▶ [PROBLEM DESCRIPTION]: Tell how many lines of the data include the word "history". Nothing but the number belongs in the answer.

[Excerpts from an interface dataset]
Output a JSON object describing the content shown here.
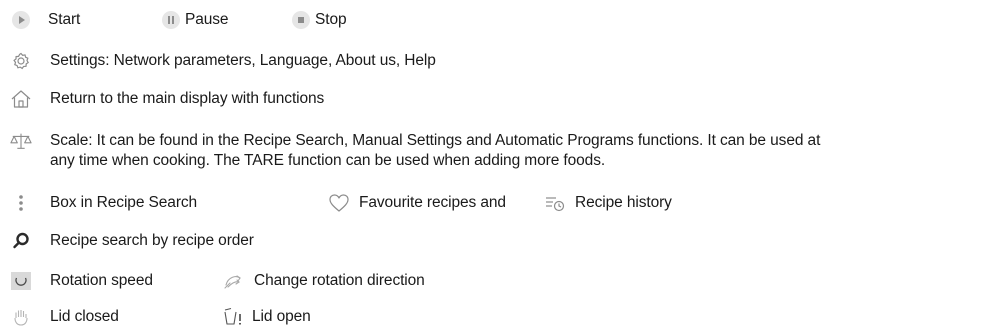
{
  "legend": {
    "start": {
      "icon": "play-icon",
      "label": "Start"
    },
    "pause": {
      "icon": "pause-icon",
      "label": "Pause"
    },
    "stop": {
      "icon": "stop-icon",
      "label": "Stop"
    },
    "settings": {
      "icon": "gear-icon",
      "label": "Settings: Network parameters, Language, About us, Help"
    },
    "home": {
      "icon": "home-icon",
      "label": "Return to the main display with functions"
    },
    "scale": {
      "icon": "scale-icon",
      "line1": "Scale: It can be found in the Recipe Search, Manual Settings and Automatic Programs functions. It can be used at",
      "line2": "any time when cooking. The TARE function can be used when adding more foods."
    },
    "box": {
      "icon": "vertical-dots-icon",
      "label": "Box in Recipe Search"
    },
    "favourites": {
      "icon": "heart-icon",
      "label": "Favourite recipes and"
    },
    "history": {
      "icon": "history-icon",
      "label": "Recipe history"
    },
    "search": {
      "icon": "search-icon",
      "label": "Recipe search by recipe order"
    },
    "rotation_speed": {
      "icon": "rotation-speed-icon",
      "label": "Rotation speed"
    },
    "rotation_direction": {
      "icon": "rotation-direction-icon",
      "label": "Change rotation direction"
    },
    "lid_closed": {
      "icon": "lid-closed-icon",
      "label": "Lid closed"
    },
    "lid_open": {
      "icon": "lid-open-icon",
      "label": "Lid open"
    }
  },
  "colors": {
    "icon_gray": "#9b9b9b",
    "icon_light": "#d9d9d9",
    "icon_dark": "#2b2b2b",
    "text": "#1a1a1a"
  }
}
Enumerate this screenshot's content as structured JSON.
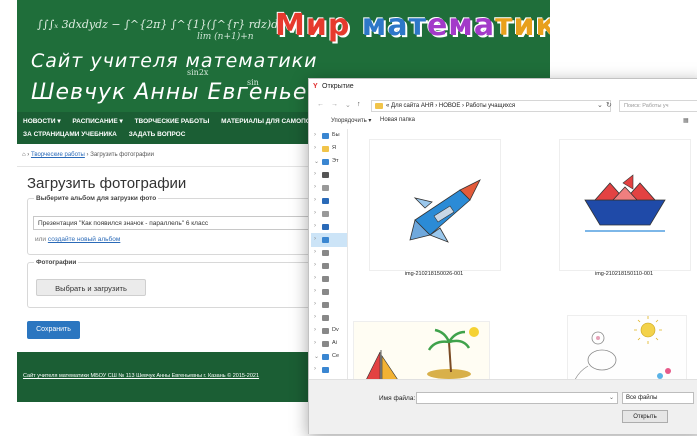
{
  "banner": {
    "logo_parts": [
      "Мир ",
      "мат",
      "ема",
      "тики"
    ],
    "title_line1": "Сайт учителя математики",
    "title_line2": "Шевчук Анны Евгенье",
    "formula": "∫∫∫ₓ 3dxdydz − ∫^{2π} ∫^{1}(∫^{r} rdz)dr dφ",
    "formula2": "lim (n+1)+n",
    "chalk1": "sin2x",
    "chalk2": "sin"
  },
  "nav": {
    "row1": [
      "НОВОСТИ ▾",
      "РАСПИСАНИЕ ▾",
      "ТВОРЧЕСКИЕ РАБОТЫ",
      "МАТЕРИАЛЫ ДЛЯ САМОПО"
    ],
    "row2": [
      "ЗА СТРАНИЦАМИ УЧЕБНИКА",
      "ЗАДАТЬ ВОПРОС"
    ]
  },
  "breadcrumb": {
    "home_icon": "home-icon",
    "sep": "›",
    "link": "Творческие работы",
    "current": "Загрузить фотографии"
  },
  "form": {
    "title": "Загрузить фотографии",
    "album_legend": "Выберите альбом для загрузки фото",
    "album_value": "Презентация \"Как появился значок - параллель\" 6 класс",
    "or_text": "или",
    "create_album_link": "создайте новый альбом",
    "photos_legend": "Фотографии",
    "upload_button": "Выбрать и загрузить",
    "save_button": "Сохранить"
  },
  "footer": {
    "text": "Сайт учителя математики МБОУ СШ № 113 Шевчук Анны Евгеньевны г. Казань © 2015-2021"
  },
  "dialog": {
    "title": "Открытие",
    "back_icon": "back-arrow-icon",
    "forward_icon": "forward-arrow-icon",
    "up_icon": "up-arrow-icon",
    "address": "« Для сайта АНЯ › НОВОЕ › Работы учащихся",
    "search_placeholder": "Поиск: Работы уч",
    "toolbar_organize": "Упорядочить ▾",
    "toolbar_new_folder": "Новая папка",
    "sidebar": [
      {
        "label": "Бы",
        "icon": "pin-icon",
        "color": "#3a86d1"
      },
      {
        "label": "Я",
        "icon": "folder-icon",
        "color": "#f1c44a"
      },
      {
        "label": "Эт",
        "icon": "computer-icon",
        "color": "#3a86d1"
      },
      {
        "label": "",
        "icon": "cube-icon",
        "color": "#555555"
      },
      {
        "label": "",
        "icon": "document-icon",
        "color": "#999999"
      },
      {
        "label": "",
        "icon": "download-icon",
        "color": "#2a6ab8"
      },
      {
        "label": "",
        "icon": "document-icon",
        "color": "#999999"
      },
      {
        "label": "",
        "icon": "music-icon",
        "color": "#2a6ab8"
      },
      {
        "label": "",
        "icon": "desktop-icon",
        "color": "#3a86d1"
      },
      {
        "label": "",
        "icon": "drive-icon",
        "color": "#888888"
      },
      {
        "label": "",
        "icon": "drive-icon",
        "color": "#888888"
      },
      {
        "label": "",
        "icon": "drive-icon",
        "color": "#888888"
      },
      {
        "label": "",
        "icon": "drive-icon",
        "color": "#888888"
      },
      {
        "label": "",
        "icon": "drive-icon",
        "color": "#888888"
      },
      {
        "label": "",
        "icon": "drive-icon",
        "color": "#888888"
      },
      {
        "label": "Dv",
        "icon": "drive-icon",
        "color": "#888888"
      },
      {
        "label": "Ai",
        "icon": "drive-icon",
        "color": "#888888"
      },
      {
        "label": "Се",
        "icon": "network-icon",
        "color": "#3a86d1"
      },
      {
        "label": "",
        "icon": "monitor-icon",
        "color": "#3a86d1"
      }
    ],
    "files": [
      {
        "name": "img-210218150026-001"
      },
      {
        "name": "img-210218150110-001"
      },
      {
        "name": ""
      },
      {
        "name": ""
      }
    ],
    "filename_label": "Имя файла:",
    "filetype_value": "Все файлы",
    "open_button": "Открыть"
  }
}
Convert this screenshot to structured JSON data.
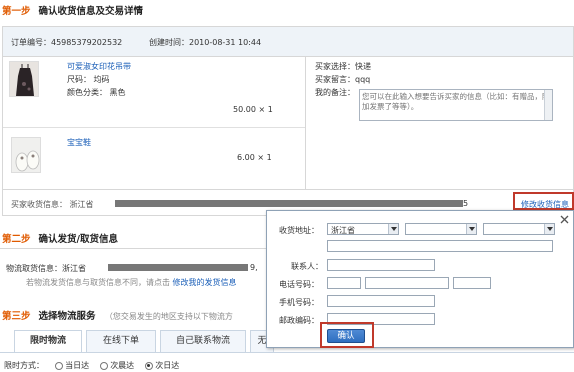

▶ [OUTPUT OF THE TASK]: 3